#PBS -N ...Assign a meaningful name to the job (replace ... with 1 "word" - e.g., test_job).

#PBS -M ...

Email address that PBSPro will use to provide job information (if desired)
#PBS -l walltime=HH:MM:SSAmount of clock time that your job is likely to required.
#PBS -l select=1:ncpus=X:mem=YgbRequest 1 chunk of  "X CPU cores" & "Y GB of RAM".
The "select=1:" is not really required as it is the default.
Due to JCU cluster size, requests for more than 1 chunk should/will be rejected.

Brief Details on some extra PBS/Torque directives

Directive(s)

Description of purpose

#PBS -d <PATH_TO_DIRECTORY>

Sets the working directory for you job to <PATH>.

#PBS -o <OUTPUT_FILE_PATH>

Explicit specification of file that will hold the standard output stream from you job.

#PBS -V

Export environment variables to the batch job

For full details on directives that can be used, use "man qsub" on a HPC login node or look at online documentation for Torque.

PBS/Torque Variables

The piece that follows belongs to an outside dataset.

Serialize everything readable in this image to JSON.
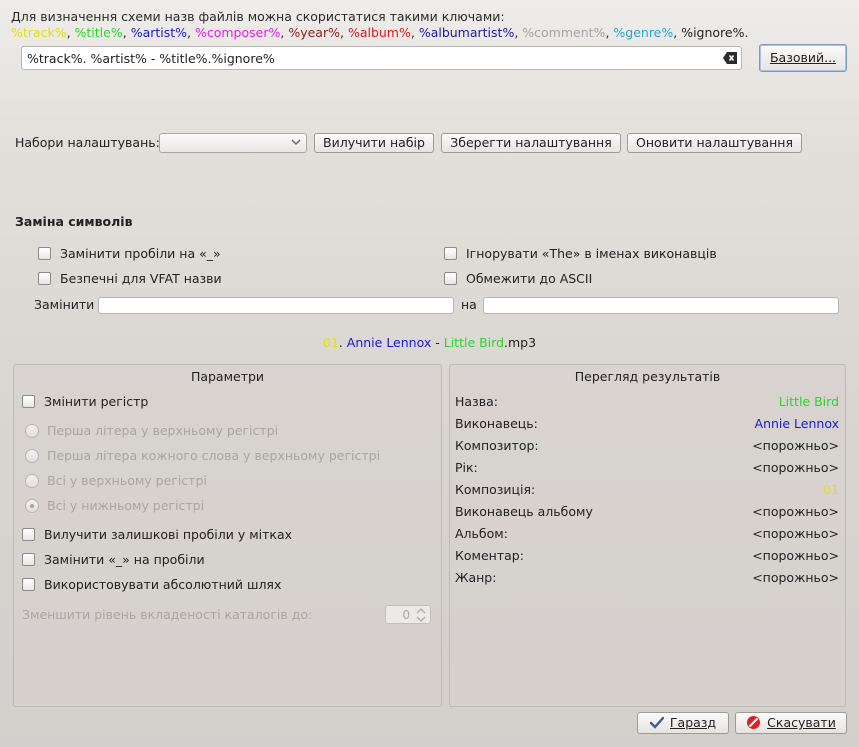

The following variables can be useful within your PBS job script.  Some are present in the examples above.

Variable

Description

PBS_JOBNAME

Job name specified by the user

PBS_O_WORKDIR

Working directory from which the job was submitted

PBS_O_HOME

Home directory of user submitting the job

PBS_O_LOGNAME

Name of user submitting the job

PBS_O_SHELL

Script shell

PBS_O_JOBID

Unique PBS job id

PBS_O_HOST

Host on which job script is running

PBS_QUEUE

Name of the job queue

PBS_NODEFILE

File containing line delimited list on nodes allocated to the job (may be required for MPI jobs).

PBS_O_PATH

Path variable used to locate executables within the job script